Different flavours of one beverage in the same secondary packaging – this is the kind of added value the variety pack gives consumers. Thanks to a new configuration of tried-and-tested KHS machines, this increasingly popular pack can now be produced in a highly automated fashion.

A packaging trend that originated in the USA is now spreading to a growing number of other countries: what is known as the variety or rainbow pack. It contains several different types of beverages, enabling the consumer to try out a range of products in one secondary pack.

This style of packaging is normally used for beverages in the high price bracket, such as premium beers, energy drinks or hard seltzers. For beverage producers, the benefits are obvious: they can directly introduce their customers to not one but several product variants during a market launch, for example.
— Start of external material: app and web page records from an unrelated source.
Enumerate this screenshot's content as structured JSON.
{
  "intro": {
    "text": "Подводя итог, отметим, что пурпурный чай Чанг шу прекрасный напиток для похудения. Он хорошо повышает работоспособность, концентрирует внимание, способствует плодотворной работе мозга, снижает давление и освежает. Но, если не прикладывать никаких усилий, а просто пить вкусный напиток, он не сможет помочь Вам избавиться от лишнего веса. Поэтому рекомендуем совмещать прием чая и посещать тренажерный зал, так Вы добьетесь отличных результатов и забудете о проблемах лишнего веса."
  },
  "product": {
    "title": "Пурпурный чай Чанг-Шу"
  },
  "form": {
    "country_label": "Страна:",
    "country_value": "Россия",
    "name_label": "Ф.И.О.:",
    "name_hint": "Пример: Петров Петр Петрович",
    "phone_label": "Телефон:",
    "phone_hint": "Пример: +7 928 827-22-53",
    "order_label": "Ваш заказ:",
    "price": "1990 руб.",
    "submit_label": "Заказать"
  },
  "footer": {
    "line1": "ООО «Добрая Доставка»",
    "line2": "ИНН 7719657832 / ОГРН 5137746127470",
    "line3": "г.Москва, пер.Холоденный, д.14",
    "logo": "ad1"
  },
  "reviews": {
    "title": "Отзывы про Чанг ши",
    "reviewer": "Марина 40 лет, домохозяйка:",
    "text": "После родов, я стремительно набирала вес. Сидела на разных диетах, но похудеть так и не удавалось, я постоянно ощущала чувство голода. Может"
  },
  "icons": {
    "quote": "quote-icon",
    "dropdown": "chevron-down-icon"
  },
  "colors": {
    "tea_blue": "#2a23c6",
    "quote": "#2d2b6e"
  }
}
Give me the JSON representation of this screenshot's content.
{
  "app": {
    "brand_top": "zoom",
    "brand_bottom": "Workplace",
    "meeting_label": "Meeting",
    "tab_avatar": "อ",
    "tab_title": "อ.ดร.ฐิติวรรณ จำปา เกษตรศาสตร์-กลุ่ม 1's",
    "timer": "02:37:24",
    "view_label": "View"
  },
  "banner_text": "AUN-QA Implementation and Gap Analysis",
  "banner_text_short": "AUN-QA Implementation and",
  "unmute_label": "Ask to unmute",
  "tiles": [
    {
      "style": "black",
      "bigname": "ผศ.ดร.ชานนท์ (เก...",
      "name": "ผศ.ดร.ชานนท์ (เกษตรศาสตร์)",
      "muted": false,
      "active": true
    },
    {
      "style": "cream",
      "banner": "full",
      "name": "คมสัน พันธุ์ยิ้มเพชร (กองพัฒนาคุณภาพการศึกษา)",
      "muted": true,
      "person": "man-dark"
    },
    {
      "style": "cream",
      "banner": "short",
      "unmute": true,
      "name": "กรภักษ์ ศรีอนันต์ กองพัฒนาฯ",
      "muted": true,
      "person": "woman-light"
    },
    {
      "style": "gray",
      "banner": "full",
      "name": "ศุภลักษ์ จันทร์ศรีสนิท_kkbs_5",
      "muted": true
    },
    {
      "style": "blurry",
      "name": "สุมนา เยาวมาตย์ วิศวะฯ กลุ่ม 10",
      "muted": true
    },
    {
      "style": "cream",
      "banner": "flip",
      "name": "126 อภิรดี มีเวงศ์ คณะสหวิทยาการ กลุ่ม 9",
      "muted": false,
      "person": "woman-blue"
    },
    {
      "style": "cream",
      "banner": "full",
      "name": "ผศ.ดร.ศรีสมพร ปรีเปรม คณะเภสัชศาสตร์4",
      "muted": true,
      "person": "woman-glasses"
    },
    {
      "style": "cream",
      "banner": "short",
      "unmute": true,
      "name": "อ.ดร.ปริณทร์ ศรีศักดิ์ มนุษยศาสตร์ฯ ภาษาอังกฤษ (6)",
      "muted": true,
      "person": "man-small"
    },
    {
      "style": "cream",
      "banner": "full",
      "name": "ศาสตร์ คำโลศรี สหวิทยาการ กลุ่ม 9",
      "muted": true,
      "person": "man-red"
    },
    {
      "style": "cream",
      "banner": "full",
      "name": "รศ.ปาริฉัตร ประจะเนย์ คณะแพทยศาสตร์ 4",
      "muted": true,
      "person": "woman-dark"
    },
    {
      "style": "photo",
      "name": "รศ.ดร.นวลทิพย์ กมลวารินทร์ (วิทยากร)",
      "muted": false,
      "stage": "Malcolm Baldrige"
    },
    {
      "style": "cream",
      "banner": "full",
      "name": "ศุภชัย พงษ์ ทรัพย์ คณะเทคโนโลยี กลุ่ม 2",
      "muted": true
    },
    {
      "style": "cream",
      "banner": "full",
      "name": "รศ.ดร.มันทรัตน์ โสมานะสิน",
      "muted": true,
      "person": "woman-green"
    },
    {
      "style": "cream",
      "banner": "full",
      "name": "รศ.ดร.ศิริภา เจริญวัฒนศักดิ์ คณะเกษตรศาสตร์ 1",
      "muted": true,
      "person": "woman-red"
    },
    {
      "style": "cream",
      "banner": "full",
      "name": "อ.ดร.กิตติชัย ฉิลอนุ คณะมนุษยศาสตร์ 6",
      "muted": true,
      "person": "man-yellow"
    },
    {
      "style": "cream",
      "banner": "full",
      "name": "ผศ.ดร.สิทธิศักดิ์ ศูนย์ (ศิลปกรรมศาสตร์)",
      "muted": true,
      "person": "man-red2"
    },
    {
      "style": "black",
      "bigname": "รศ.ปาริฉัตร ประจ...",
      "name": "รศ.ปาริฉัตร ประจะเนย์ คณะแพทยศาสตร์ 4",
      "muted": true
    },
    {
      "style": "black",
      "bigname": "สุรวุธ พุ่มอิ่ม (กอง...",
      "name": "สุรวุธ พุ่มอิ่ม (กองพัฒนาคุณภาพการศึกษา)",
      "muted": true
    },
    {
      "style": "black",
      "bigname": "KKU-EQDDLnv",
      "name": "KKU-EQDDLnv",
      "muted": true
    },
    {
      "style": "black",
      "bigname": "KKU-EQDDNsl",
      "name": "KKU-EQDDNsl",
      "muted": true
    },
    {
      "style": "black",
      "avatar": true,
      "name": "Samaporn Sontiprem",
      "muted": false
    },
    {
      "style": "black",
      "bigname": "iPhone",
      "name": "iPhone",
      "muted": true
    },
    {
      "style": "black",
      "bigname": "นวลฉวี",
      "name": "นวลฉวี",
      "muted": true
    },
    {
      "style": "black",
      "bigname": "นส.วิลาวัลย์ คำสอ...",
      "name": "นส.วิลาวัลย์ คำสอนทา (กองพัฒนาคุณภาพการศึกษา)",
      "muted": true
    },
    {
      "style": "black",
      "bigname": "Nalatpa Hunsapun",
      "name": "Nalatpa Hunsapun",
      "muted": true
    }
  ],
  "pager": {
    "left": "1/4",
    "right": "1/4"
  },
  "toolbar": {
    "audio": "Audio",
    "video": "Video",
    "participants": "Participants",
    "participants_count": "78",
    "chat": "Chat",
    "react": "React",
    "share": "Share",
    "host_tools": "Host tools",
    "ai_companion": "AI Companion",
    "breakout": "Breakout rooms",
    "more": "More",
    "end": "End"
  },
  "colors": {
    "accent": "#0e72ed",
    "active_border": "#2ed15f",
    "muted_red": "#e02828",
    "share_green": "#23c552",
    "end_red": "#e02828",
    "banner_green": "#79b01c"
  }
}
Practically unlimited variety

Numerous different systems for producing packs like these exist. Owing to the varying number of manual tasks to be performed, however, to date these were only available in the low-capacity range and were usually operated by consignment companies.

KHS now presents a line configuration that, with its high degree of automation, makes it possible to produce variety packs in the high-capacity range for the very first time, processing up to 120,000 cans per hour, for instance. The system is basically a repackaging line, which separates containers that have already been placed on trays and pallets on the actual production line and recombines them to form mixed packs.


To this end, beverage cans are fed by type to the repackaging line from the warehouse on pallets and trays. Two robots first depalletize the different product types while pushers separate the trays into individual rows. Two vacuum unpackers then lift the cans off the tray and place them in separate positions on the conveyor belt.

From here the cans travel in single adjacent lanes to the packaging machine, with a different flavour in each line. In the machine, the containers are then grouped into packs of four, six, eight, twelve, 18 or 24 or other mixed packs and packaged in closed boxes.

The smaller FullyEnclosed packs are returned to the trays previously emptied. These have run through the line parallel to the cans and can therefore be reused. With larger packs, additional packaging for transport is not needed as these are stable enough to be palletized as they are and are conveyed straight to the palletizer.

Up to six flavours

Depending on the configuration of the repackaging line, different mixes of two, three, four or six flavours are possible.

“The charm of our system is that we use our Innopack PPZs,” explains Nils Schneider, the sales expert responsible for the variety pack at KHS. “These are proven applications in the returnables industry that we’ve converted for this purpose and equipped with newly developed format parts. The use of familiar technology also has the advantage that operators don’t need to undergo any special training. And there’s no more effort involved from batch to batch when changing between different sized packs than that needed for a totally normal format changeover.”

This content was sponsored by KHS Group.